BAKERSFIELD, Calif. (KGET) — After dozens of searches, scores of interviews, months of investigation, weeks of trial, and, lastly, a plea on the part of a defense attorney asking her client receive probation, the adoptive parents of Orrin and Orson West on Thursday were sentenced to life terms in prison.
Trezell and Jacqueline West, accused of killing the young boys three years ago, were sentenced to 15 years to life in prison plus four years.
As the Wests were sentenced, sniffling was heard from members of the audience, some of them biological family of Orrin, 4, and Orson, 3, others members of the public who have followed the case from the beginning.
Trezell West, 37, and Jacqueline West, 33, reported the boys missing in December 2020. Prosecutors say the couple killed them three months earlier and disposed of the bodies, then fabricated a tale of how the boys disappeared from their backyard, apparently kidnapped.
In May, they were found guilty of second-degree murder, involuntary manslaughter and child cruelty regarding Orrin. Jurors failed to reach verdicts on second-degree murder and conspiracy to commit murder in connection with Orson’s death. A guilty verdict for child cruelty was returned regarding Orson.
Prosecutors announced they will not retry the Wests on the hung charges, noting how difficult it was for child witnesses in the case to testify.
A son’s testimony
The key witness in the case proved to be another child in the Wests’ home.
Their eldest biological son — the Wests had four adopted sons and two biological sons — told investigators and testified in court he saw Orrin dead in the family’s Bakersfield apartment about a week before they moved to California City in September 2020.
“I touched his body and it was cold,” the boy told investigators when asked how he knew Orrin was dead. He said he didn’t tell anyone because his parents said it would split up the family.
Within a week of Orrin’s death, Orson disappeared, the boy said. The other children in the home also said they hadn’t seen the two for a long time before they were reported missing.

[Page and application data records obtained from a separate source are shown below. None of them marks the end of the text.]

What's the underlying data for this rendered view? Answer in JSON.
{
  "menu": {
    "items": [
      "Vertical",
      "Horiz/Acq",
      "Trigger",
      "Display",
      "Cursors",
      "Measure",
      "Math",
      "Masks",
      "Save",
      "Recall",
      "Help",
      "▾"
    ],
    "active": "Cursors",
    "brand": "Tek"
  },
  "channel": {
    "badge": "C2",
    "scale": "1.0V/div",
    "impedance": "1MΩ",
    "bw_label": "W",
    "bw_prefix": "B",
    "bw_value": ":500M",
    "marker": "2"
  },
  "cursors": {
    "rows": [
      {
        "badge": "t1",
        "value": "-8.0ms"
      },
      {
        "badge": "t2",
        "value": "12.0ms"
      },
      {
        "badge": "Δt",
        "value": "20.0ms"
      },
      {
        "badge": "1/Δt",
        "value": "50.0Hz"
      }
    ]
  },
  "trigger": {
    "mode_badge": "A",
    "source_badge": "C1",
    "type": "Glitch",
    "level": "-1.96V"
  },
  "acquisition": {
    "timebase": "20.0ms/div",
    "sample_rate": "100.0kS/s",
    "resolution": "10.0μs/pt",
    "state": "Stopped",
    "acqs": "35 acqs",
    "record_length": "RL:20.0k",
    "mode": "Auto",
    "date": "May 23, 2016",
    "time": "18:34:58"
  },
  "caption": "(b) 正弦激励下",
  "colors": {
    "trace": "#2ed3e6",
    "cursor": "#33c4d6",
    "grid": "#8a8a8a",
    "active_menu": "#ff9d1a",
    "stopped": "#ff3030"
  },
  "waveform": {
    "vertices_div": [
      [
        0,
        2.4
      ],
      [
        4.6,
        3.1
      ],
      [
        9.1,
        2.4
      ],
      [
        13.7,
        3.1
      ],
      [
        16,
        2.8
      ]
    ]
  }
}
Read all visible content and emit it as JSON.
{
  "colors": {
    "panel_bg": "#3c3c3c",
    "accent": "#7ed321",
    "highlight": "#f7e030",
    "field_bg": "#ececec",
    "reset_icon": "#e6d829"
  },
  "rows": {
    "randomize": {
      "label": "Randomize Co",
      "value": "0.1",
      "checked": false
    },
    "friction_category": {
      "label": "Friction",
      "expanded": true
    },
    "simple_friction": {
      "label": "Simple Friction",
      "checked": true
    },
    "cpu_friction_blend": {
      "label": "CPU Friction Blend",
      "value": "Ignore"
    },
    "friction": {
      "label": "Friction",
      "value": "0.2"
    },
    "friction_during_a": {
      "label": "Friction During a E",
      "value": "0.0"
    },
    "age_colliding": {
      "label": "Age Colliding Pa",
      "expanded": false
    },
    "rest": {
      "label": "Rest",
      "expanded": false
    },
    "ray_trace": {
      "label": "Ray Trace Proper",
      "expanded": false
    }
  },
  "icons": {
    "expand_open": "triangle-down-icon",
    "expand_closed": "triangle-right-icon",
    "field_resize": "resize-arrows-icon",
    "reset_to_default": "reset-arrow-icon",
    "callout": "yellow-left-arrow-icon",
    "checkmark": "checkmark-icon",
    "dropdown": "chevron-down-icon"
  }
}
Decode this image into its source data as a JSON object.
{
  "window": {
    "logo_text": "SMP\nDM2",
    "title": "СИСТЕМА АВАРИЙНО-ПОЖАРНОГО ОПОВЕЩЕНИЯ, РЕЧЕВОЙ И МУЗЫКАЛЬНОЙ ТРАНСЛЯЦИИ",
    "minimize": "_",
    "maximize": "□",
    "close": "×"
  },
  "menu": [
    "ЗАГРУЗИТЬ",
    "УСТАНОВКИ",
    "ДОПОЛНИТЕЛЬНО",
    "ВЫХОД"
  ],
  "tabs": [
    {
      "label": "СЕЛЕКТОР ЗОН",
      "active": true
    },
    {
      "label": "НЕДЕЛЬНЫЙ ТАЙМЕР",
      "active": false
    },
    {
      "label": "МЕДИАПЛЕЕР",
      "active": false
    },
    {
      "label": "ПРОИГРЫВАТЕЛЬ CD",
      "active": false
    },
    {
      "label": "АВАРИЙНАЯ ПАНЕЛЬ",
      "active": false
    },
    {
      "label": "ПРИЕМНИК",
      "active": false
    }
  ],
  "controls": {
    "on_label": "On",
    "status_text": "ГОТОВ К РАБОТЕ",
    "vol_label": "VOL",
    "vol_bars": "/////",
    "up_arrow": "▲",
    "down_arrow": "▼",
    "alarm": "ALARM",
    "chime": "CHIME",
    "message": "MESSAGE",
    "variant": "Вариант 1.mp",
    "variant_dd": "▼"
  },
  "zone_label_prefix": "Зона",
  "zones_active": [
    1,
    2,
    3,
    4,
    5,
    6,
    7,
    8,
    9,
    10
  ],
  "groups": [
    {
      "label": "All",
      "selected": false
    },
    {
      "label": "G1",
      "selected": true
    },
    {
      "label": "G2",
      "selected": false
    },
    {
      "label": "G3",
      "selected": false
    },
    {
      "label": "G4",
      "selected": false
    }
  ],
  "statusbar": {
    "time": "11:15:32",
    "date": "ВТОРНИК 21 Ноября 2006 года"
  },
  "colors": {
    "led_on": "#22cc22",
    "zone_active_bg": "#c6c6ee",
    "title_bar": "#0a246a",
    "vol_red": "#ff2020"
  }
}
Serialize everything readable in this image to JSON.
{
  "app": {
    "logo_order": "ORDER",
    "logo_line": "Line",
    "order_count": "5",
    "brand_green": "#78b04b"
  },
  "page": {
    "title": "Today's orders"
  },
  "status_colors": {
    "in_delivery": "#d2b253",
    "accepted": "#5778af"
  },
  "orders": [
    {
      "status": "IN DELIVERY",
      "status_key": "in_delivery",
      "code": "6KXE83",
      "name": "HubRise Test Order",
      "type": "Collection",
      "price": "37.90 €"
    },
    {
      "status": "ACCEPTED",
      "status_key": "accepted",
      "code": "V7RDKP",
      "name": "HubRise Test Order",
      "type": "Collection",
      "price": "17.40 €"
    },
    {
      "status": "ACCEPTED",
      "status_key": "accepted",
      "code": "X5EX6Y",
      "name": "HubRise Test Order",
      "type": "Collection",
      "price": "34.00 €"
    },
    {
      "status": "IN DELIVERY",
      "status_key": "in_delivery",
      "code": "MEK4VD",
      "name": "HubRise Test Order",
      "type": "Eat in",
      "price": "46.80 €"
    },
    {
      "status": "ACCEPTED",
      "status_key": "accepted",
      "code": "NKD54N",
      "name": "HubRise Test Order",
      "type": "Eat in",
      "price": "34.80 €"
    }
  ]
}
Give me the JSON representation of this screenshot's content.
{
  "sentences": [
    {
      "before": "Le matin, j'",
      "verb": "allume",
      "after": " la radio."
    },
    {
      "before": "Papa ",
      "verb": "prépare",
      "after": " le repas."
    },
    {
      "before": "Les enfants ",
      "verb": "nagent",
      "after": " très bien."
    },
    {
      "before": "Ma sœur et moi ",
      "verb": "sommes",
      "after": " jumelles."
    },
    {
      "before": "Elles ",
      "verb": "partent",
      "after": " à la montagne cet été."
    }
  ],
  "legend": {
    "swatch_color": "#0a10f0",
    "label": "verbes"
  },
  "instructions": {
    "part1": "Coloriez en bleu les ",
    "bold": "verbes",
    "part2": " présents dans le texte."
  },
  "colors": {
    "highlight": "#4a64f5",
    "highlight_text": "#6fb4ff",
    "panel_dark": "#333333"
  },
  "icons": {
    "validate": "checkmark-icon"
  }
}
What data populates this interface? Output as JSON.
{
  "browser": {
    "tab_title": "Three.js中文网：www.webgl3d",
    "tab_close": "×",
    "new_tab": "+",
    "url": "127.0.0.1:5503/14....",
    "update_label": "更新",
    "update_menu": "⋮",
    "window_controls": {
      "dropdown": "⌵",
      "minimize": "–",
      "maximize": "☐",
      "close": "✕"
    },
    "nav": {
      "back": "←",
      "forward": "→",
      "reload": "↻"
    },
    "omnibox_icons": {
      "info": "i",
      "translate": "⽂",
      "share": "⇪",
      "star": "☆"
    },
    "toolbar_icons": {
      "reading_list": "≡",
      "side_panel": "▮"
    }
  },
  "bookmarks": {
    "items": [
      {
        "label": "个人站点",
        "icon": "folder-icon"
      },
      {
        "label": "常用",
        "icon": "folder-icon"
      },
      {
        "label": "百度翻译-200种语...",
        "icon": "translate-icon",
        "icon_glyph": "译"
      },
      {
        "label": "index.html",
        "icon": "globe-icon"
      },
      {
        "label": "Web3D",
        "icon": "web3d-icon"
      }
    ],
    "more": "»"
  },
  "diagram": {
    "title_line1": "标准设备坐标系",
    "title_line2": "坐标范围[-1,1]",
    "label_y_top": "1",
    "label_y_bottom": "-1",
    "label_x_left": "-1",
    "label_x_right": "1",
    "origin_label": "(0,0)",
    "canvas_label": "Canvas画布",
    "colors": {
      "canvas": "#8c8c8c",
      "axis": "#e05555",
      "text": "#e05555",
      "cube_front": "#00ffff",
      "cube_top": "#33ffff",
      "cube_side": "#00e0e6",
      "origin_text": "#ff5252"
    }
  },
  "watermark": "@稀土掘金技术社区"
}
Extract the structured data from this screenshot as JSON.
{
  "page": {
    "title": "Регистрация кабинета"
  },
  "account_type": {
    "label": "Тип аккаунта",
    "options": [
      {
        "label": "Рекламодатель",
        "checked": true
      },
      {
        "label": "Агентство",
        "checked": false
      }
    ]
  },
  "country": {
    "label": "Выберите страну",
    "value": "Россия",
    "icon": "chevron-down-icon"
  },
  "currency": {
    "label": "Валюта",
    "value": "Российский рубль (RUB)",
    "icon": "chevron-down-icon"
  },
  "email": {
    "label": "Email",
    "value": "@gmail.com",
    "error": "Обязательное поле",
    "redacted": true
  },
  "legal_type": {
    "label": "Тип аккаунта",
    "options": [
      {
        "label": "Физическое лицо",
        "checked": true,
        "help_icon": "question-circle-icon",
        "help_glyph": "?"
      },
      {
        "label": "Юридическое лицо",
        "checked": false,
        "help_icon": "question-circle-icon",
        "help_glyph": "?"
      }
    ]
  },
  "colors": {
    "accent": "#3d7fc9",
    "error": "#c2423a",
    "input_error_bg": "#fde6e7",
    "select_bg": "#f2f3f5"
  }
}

The boys’ bodies have not been found.
A motive for the killings remains unclear, but prosecutor Eric Smith said the Wests abused their adopted children. He said that led to Orrin’s death — and a decision to kill Orson, too.
“This case was prosecuted because the evidence was overwhelming that Trezell and Jacqueline West murdered those two boys,” District Attorney Cynthia Zimmer said at a press conference held after sentencing and the lifting of a gag order that previously barred attorneys from commenting.
There have been no videos, photos or any other trace of the children since September 2020, Zimmer said. If the defense had evidence showing they were still alive after that date, they would have presented it, she said.
Any new, viable leads on the bodies’ whereabouts will be investigated, Zimmer said. She thanked California City and Bakersfield police, as well as multiple other agencies that became involved, for their painstaking work, and also expressed gratitude to volunteers who showed up in droves to assist in searching for the children.
Defense counsel are expected to hold a press conference next week.
Timothy Hennessy and Victor Nasser, Trezell West’s attorneys, and Alekxia Torres Stallings and Fatima Rodriguez, defense counsel for Jacqueline West, have maintained their clients had nothing to do with the boys’ disappearance. They argued at trial a sex offender or a biological family member of Orrin or Orson could be responsible.
Before sentencing, Torres Stallings made an impassioned plea for Jacqueline West to be sentenced to probation. She noted how unusual such a request was for a murder conviction, but said her client lost everything — her children, her husband, her prior life — and if she had any information on what happened to the boys or their whereabouts she would have provided it at this point.
Jacqueline West has no prior criminal record and was never previously the subject of Child Protective Services reports, the attorney said. She said they were asking for “a fair and just sentence.”
Judge Charles R. Brehmer rejected Torres Stallings’ argument.
“Jacqueline West is not the victim. Let’s just be clear,” he said.
In some cases, Brehmer said, he has veered from the sentence recommended by the probation department.
“This is not one of those cases,” he said. “I understand all the options open to me for sentencing and I’m going to sentence Jacqueline West to what I believe to be the appropriate sentence in the eyes of the law and in consideration of all arguments and discretion that I do have.”
Brehmer then sentenced her to the total term of 15 years to life plus four years, the same punishment her husband received minutes earlier.